The 172-hp of the four-cylinder engine promises more than it delivers, though, likely due to the lack of torque at low engine speeds. Its maximum torque of 166 foot-pounds arrives at a rather high 4,400 rpm, and this can make the four-cylinder Avenger feel sluggish off the line, and in passing manoeuvres. And while Dodge has attempted to reduce engine noise with insulation, this engine doesn’t have a particularly pleasant sound when accelerating.
The 189-hp, 2.7-litre V6 of the SXT is a better bet. At $25,195, it is quieter and smoother than the 2.4L four-cylinder when accelerating, and virtually silent at highway speeds. Torque is up to 191 lb.ft at 4,000 rpm which is also a noticeable improvement over the 2.4. Additionally, an SXT so equipped receives disc brakes front and rear, rather than the rear drums of the four-cylinder cars.
The 235-hp, 3.5-litre R/T is something of a different car. Acceleration is brisk and sporty, the engine is smooth and refined, and the six-speed transmission is effective at all speeds (no lurching or hunting for gears). The R/T’s handling is sharp and precise, and it combines with a very agreeable ride (even with 18-inch wheels). It’s actually more European in its driving manners, although all Avengers are decidedly North American in styling.
The Dodge Avenger is an attractively designed and distinctive car. Dodge is working hard to provide desirable features in compelling packages, and if the Avenger can attract attention in the busy midsize sector, it could prove to be very popular. The absence of standard anti-lock brakes on all trim levels is unfortunate, I think, but the inclusion of side curtain airbags is notable. Traction control and electronic stability control are also optional on all front-drive models, but you’d think they’d be standard on the R/T at least.
The 2008 Dodge Avenger is worth your time if you’re researching a vehicle of this type. The R/T in particular is a standout in terms of ride, handling and performance.

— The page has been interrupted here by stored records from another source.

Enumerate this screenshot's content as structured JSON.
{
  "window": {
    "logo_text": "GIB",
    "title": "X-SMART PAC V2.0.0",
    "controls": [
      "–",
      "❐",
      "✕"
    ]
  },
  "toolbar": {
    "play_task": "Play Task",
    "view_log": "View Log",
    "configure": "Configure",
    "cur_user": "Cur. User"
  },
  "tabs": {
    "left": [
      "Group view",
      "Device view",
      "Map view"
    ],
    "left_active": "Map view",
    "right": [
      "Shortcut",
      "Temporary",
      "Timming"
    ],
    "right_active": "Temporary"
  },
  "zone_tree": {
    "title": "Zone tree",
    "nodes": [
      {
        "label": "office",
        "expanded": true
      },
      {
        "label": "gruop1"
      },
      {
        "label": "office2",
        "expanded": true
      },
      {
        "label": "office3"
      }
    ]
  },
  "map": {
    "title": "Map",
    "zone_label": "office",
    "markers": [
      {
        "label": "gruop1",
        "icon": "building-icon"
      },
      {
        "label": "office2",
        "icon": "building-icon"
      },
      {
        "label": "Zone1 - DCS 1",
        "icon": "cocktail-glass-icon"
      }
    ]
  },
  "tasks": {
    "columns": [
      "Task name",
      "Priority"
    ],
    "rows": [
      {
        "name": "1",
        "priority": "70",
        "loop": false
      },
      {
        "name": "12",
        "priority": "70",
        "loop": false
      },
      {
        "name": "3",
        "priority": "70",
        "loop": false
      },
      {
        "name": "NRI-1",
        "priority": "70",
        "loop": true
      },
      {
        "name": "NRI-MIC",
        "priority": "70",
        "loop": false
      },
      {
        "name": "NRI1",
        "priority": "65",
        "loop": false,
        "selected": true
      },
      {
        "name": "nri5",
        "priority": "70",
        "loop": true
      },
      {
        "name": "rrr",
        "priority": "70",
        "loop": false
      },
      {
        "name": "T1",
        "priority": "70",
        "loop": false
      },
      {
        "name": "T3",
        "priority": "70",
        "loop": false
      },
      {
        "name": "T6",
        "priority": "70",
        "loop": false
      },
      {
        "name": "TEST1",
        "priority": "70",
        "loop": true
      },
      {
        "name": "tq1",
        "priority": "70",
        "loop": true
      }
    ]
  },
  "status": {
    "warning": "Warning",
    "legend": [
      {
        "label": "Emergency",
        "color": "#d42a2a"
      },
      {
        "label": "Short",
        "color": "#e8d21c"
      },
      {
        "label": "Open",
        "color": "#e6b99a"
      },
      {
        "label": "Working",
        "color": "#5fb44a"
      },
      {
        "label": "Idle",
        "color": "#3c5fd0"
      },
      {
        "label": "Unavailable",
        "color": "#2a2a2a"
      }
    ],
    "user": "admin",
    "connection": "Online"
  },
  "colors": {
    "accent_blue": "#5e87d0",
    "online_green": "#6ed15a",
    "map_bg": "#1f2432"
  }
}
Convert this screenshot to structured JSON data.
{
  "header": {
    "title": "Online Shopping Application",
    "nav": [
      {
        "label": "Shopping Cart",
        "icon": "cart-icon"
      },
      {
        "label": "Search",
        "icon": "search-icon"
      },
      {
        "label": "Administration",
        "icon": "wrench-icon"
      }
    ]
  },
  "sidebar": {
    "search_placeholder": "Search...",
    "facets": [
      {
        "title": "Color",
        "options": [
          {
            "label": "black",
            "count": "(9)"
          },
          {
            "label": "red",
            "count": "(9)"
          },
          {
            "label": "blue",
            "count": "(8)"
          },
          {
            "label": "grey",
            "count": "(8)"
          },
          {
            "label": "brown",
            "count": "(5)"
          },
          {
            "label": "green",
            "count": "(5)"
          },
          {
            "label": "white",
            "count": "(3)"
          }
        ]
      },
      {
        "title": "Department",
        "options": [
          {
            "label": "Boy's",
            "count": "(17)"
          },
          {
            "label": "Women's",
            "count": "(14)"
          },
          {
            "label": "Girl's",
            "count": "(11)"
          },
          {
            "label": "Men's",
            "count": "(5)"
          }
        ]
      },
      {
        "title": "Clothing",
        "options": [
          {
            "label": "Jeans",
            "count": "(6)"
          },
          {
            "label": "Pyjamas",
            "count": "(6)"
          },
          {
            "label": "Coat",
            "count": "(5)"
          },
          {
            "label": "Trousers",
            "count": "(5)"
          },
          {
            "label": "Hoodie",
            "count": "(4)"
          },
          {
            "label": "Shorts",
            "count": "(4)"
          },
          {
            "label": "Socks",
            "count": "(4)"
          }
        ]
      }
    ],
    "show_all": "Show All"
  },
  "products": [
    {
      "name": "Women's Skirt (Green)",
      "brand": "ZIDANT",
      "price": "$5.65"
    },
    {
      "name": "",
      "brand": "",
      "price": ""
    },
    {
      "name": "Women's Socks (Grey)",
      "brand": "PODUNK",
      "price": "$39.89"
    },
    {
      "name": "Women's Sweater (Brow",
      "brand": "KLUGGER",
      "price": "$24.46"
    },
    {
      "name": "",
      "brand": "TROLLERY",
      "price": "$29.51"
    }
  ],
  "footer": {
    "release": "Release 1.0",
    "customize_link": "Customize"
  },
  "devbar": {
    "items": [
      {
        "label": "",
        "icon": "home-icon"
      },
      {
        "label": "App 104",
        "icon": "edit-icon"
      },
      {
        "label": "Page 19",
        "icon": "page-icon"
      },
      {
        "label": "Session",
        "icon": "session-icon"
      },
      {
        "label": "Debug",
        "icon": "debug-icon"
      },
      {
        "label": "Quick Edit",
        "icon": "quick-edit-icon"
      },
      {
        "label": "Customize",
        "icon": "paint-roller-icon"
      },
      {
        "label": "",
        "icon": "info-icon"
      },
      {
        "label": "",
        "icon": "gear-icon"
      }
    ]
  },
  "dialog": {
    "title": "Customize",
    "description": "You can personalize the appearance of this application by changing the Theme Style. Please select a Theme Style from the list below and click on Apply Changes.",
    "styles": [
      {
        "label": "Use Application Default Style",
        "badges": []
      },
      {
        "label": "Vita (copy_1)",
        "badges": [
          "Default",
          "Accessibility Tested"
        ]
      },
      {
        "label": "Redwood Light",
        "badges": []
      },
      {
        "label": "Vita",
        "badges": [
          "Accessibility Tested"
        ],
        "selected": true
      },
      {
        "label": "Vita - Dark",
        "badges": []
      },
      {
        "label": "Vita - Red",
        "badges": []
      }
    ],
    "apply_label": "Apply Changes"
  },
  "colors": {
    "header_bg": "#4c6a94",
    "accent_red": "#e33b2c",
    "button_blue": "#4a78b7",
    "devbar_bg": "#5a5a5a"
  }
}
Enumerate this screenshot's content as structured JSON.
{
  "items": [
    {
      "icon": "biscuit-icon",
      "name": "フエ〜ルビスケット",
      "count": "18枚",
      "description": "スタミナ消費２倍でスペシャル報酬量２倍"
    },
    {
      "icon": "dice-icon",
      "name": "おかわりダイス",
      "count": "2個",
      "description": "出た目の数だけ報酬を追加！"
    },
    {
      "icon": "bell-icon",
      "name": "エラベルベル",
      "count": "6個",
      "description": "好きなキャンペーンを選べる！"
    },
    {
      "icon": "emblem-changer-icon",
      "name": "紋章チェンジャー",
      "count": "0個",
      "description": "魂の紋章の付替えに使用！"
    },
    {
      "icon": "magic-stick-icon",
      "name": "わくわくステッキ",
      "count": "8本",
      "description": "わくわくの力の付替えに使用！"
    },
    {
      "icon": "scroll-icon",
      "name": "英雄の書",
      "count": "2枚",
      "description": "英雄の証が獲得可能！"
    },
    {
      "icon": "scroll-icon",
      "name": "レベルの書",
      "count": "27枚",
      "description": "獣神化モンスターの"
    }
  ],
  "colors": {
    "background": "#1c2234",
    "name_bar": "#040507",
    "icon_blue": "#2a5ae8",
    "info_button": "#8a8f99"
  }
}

Dodge Avengers are built in Sterling Heights, Michigan.
Manufacturer’s web site